Yesterday was decision day in the NFL on the use of the “May 9 tender” for all remaining unrestricted free agents. For those unfamiliar with this tender, which was commonly known as the June 1 tender, basically it is an offer that can be extended to a veteran free agent who has yet to sign a contract with a new team. When the offer is made the team maintains some level of control of the free agent as well as rights to a compensatory draft or blocking someone from gaining a comp pick by waiting to sign a free agent.
Generally this date is a formality because no team extends a tender to a free agent. The reason for this is that the offer is 110% of his prior years salary which for most veterans worth keeping is pretty high. So not surprisingly yesterday was filled with some posts about how the change in comp pick rules would open free agency up to players again but I questioned that as it pertained to Blount.
Seeing a lot about Blount and the comp pick system. I know nobody uses the tender but I could see the #patriots doing so
— Jason_OTC (@Jason_OTC) May 9, 2017
Blount was a really unique case for this tender. First of all Blount was dirt cheap last season on a contract worth $1 million in base value plus incentives, so his new contract would be worth under $1.1M in base value. Blount was highly effective rushing for nearly 1,200 yards and leading the league with 18 touchdowns so he was worth the salary. He plays a devalued position so its possible he would actually accept the tender down the line. Finally the Patriots are the most out of the box thinkers in the NFL which made them a prime candidate to use this.
So what happens now? Not much. Blount is still a free agent and free to sign anywhere just like yesterday. The only thing now is if a team was expecting to keep a comp pick by holding off on signing Blount the Patriots blocked that from happening. The Patriots should have to account for Blount on their salary cap starting today. I’m not sure of the final number (it should be $1.096M in base value plus incentives but I’m not sure what that LTBE amount is), but he should be there and will count against the 90 man limit. If he signs elsewhere he will come off the Patriots cap.
The next important date to watch is the start of training camp which is usually in late July. If Blount is still a free agent he will be blocked from negotiating with another team as the Patriots control his rights from that point forward. So if a team needed help following an injury they would have to work out a trade with New England, not just call up Blount.

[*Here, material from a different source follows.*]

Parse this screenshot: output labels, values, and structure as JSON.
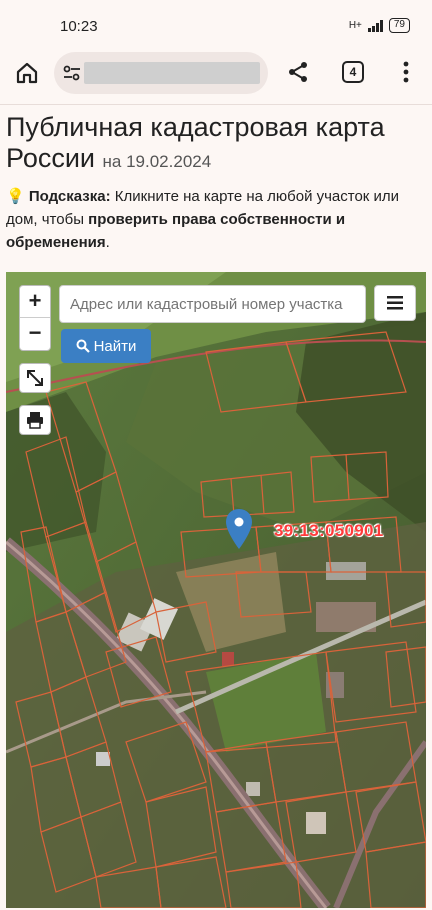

Blount’s free agent status has been one of the bigger question marks around the NFL, because of how productive he was, but in general the running back market is depressed and being 31 years old doesn’t help matters any. Adrian Peterson and Marshawn Lynch, both much higher regarded players than Blount, signed for just a few million a year.
Blount is also negatively impacted by the “Patriot way”. In the past many teams got burned signing productive players from New England only to find that once out of the Patriot system their productivity fell. This probably applies even more so for Blount, who people forget was a free agency failure just a few years ago.
Blount revitalized his career following a trade from Tampa to New England in 2013. Blount ran for nearly 800 yards and had seven scores for the Patriots that year. In free agency the Steelers jumped in and signed Blount to a two year deal worth close to $4 million. Blount didnt make it out of the first season rushing for just 266 yards in 11 games before he was cut, leaving the Steelers with a $1.85M bill, Blount went back to the Patriots and had a huge game in the playoffs rushing for 148 yards and 3 scores. So there has always been a huge buyer beware tag with him.
Jason is the founder of OTC and has been studying NFL contracts and the salary cap for over 15 years. Jason has co-authored two books about the NFL, Crunching Numbers and the Drafting Stage, which are widely circulated in the industry and hosts the OTC Podcast. Jason’s work has been featured in various publications including the Sporting News, Sports Illustrated, NFL Network and more. OTC is widely considered the leading authority on contract matters in the NFL.